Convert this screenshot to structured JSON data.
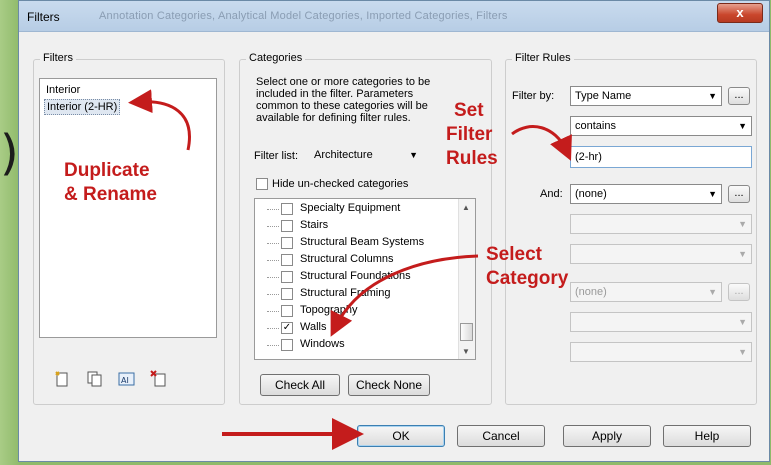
{
  "window": {
    "title": "Filters",
    "ghost_title": "Annotation Categories, Analytical Model Categories, Imported Categories, Filters",
    "close_label": "x"
  },
  "filters_group": {
    "label": "Filters",
    "items": [
      "Interior",
      "Interior (2-HR)"
    ],
    "selected_index": 1,
    "icons": [
      "new-filter-icon",
      "duplicate-filter-icon",
      "rename-filter-icon",
      "delete-filter-icon"
    ]
  },
  "categories_group": {
    "label": "Categories",
    "instructions": [
      "Select one or more categories to be",
      "included in the filter.  Parameters",
      "common to these categories will be",
      "available for defining filter rules."
    ],
    "filter_list_label": "Filter list:",
    "filter_list_value": "Architecture",
    "hide_label": "Hide un-checked categories",
    "hide_checked": false,
    "tree": [
      {
        "label": "Specialty Equipment",
        "checked": false
      },
      {
        "label": "Stairs",
        "checked": false
      },
      {
        "label": "Structural Beam Systems",
        "checked": false
      },
      {
        "label": "Structural Columns",
        "checked": false
      },
      {
        "label": "Structural Foundations",
        "checked": false
      },
      {
        "label": "Structural Framing",
        "checked": false
      },
      {
        "label": "Topography",
        "checked": false
      },
      {
        "label": "Walls",
        "checked": true
      },
      {
        "label": "Windows",
        "checked": false
      }
    ],
    "check_all": "Check All",
    "check_none": "Check None"
  },
  "rules_group": {
    "label": "Filter Rules",
    "filter_by_label": "Filter by:",
    "filter_by_value": "Type Name",
    "operator_value": "contains",
    "value_input": "(2-hr)",
    "and_label": "And:",
    "and_value": "(none)",
    "and2_value": "(none)",
    "more_label": "..."
  },
  "footer": {
    "ok": "OK",
    "cancel": "Cancel",
    "apply": "Apply",
    "help": "Help"
  },
  "annotations": {
    "duplicate_line1": "Duplicate",
    "duplicate_line2": "& Rename",
    "set_line1": "Set",
    "set_line2": "Filter",
    "set_line3": "Rules",
    "select_line1": "Select",
    "select_line2": "Category"
  },
  "colors": {
    "annotation": "#c41c1c",
    "background": "#8fba6a"
  }
}
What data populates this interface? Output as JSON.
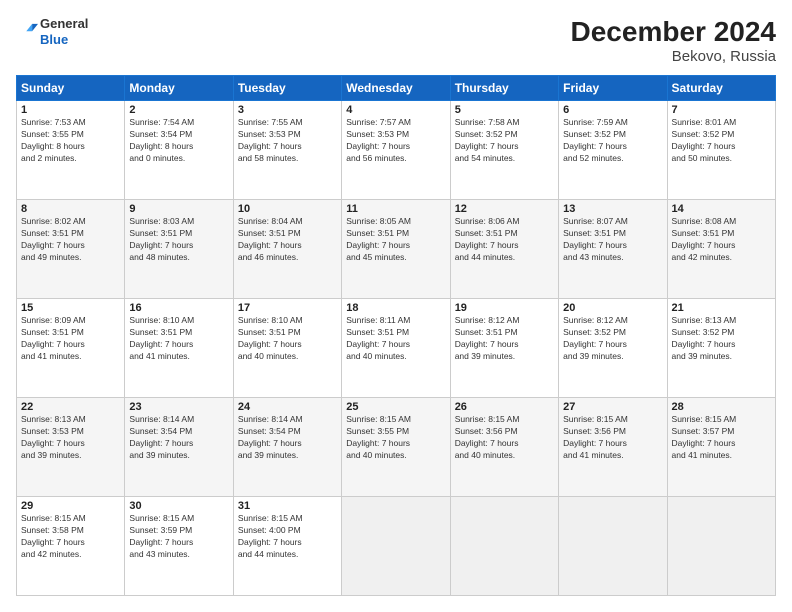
{
  "header": {
    "logo_line1": "General",
    "logo_line2": "Blue",
    "title": "December 2024",
    "subtitle": "Bekovo, Russia"
  },
  "days_of_week": [
    "Sunday",
    "Monday",
    "Tuesday",
    "Wednesday",
    "Thursday",
    "Friday",
    "Saturday"
  ],
  "weeks": [
    [
      {
        "day": 1,
        "sunrise": "7:53 AM",
        "sunset": "3:55 PM",
        "daylight": "8 hours and 2 minutes."
      },
      {
        "day": 2,
        "sunrise": "7:54 AM",
        "sunset": "3:54 PM",
        "daylight": "8 hours and 0 minutes."
      },
      {
        "day": 3,
        "sunrise": "7:55 AM",
        "sunset": "3:53 PM",
        "daylight": "7 hours and 58 minutes."
      },
      {
        "day": 4,
        "sunrise": "7:57 AM",
        "sunset": "3:53 PM",
        "daylight": "7 hours and 56 minutes."
      },
      {
        "day": 5,
        "sunrise": "7:58 AM",
        "sunset": "3:52 PM",
        "daylight": "7 hours and 54 minutes."
      },
      {
        "day": 6,
        "sunrise": "7:59 AM",
        "sunset": "3:52 PM",
        "daylight": "7 hours and 52 minutes."
      },
      {
        "day": 7,
        "sunrise": "8:01 AM",
        "sunset": "3:52 PM",
        "daylight": "7 hours and 50 minutes."
      }
    ],
    [
      {
        "day": 8,
        "sunrise": "8:02 AM",
        "sunset": "3:51 PM",
        "daylight": "7 hours and 49 minutes."
      },
      {
        "day": 9,
        "sunrise": "8:03 AM",
        "sunset": "3:51 PM",
        "daylight": "7 hours and 48 minutes."
      },
      {
        "day": 10,
        "sunrise": "8:04 AM",
        "sunset": "3:51 PM",
        "daylight": "7 hours and 46 minutes."
      },
      {
        "day": 11,
        "sunrise": "8:05 AM",
        "sunset": "3:51 PM",
        "daylight": "7 hours and 45 minutes."
      },
      {
        "day": 12,
        "sunrise": "8:06 AM",
        "sunset": "3:51 PM",
        "daylight": "7 hours and 44 minutes."
      },
      {
        "day": 13,
        "sunrise": "8:07 AM",
        "sunset": "3:51 PM",
        "daylight": "7 hours and 43 minutes."
      },
      {
        "day": 14,
        "sunrise": "8:08 AM",
        "sunset": "3:51 PM",
        "daylight": "7 hours and 42 minutes."
      }
    ],
    [
      {
        "day": 15,
        "sunrise": "8:09 AM",
        "sunset": "3:51 PM",
        "daylight": "7 hours and 41 minutes."
      },
      {
        "day": 16,
        "sunrise": "8:10 AM",
        "sunset": "3:51 PM",
        "daylight": "7 hours and 41 minutes."
      },
      {
        "day": 17,
        "sunrise": "8:10 AM",
        "sunset": "3:51 PM",
        "daylight": "7 hours and 40 minutes."
      },
      {
        "day": 18,
        "sunrise": "8:11 AM",
        "sunset": "3:51 PM",
        "daylight": "7 hours and 40 minutes."
      },
      {
        "day": 19,
        "sunrise": "8:12 AM",
        "sunset": "3:51 PM",
        "daylight": "7 hours and 39 minutes."
      },
      {
        "day": 20,
        "sunrise": "8:12 AM",
        "sunset": "3:52 PM",
        "daylight": "7 hours and 39 minutes."
      },
      {
        "day": 21,
        "sunrise": "8:13 AM",
        "sunset": "3:52 PM",
        "daylight": "7 hours and 39 minutes."
      }
    ],
    [
      {
        "day": 22,
        "sunrise": "8:13 AM",
        "sunset": "3:53 PM",
        "daylight": "7 hours and 39 minutes."
      },
      {
        "day": 23,
        "sunrise": "8:14 AM",
        "sunset": "3:54 PM",
        "daylight": "7 hours and 39 minutes."
      },
      {
        "day": 24,
        "sunrise": "8:14 AM",
        "sunset": "3:54 PM",
        "daylight": "7 hours and 39 minutes."
      },
      {
        "day": 25,
        "sunrise": "8:15 AM",
        "sunset": "3:55 PM",
        "daylight": "7 hours and 40 minutes."
      },
      {
        "day": 26,
        "sunrise": "8:15 AM",
        "sunset": "3:56 PM",
        "daylight": "7 hours and 40 minutes."
      },
      {
        "day": 27,
        "sunrise": "8:15 AM",
        "sunset": "3:56 PM",
        "daylight": "7 hours and 41 minutes."
      },
      {
        "day": 28,
        "sunrise": "8:15 AM",
        "sunset": "3:57 PM",
        "daylight": "7 hours and 41 minutes."
      }
    ],
    [
      {
        "day": 29,
        "sunrise": "8:15 AM",
        "sunset": "3:58 PM",
        "daylight": "7 hours and 42 minutes."
      },
      {
        "day": 30,
        "sunrise": "8:15 AM",
        "sunset": "3:59 PM",
        "daylight": "7 hours and 43 minutes."
      },
      {
        "day": 31,
        "sunrise": "8:15 AM",
        "sunset": "4:00 PM",
        "daylight": "7 hours and 44 minutes."
      },
      null,
      null,
      null,
      null
    ]
  ]
}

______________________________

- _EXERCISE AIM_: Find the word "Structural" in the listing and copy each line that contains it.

- _ANSWER SPACE_:
        "label": "Structural Beam Systems",
        "label": "Structural Columns",
        "label": "Structural Foundations",
        "label": "Structural Framing",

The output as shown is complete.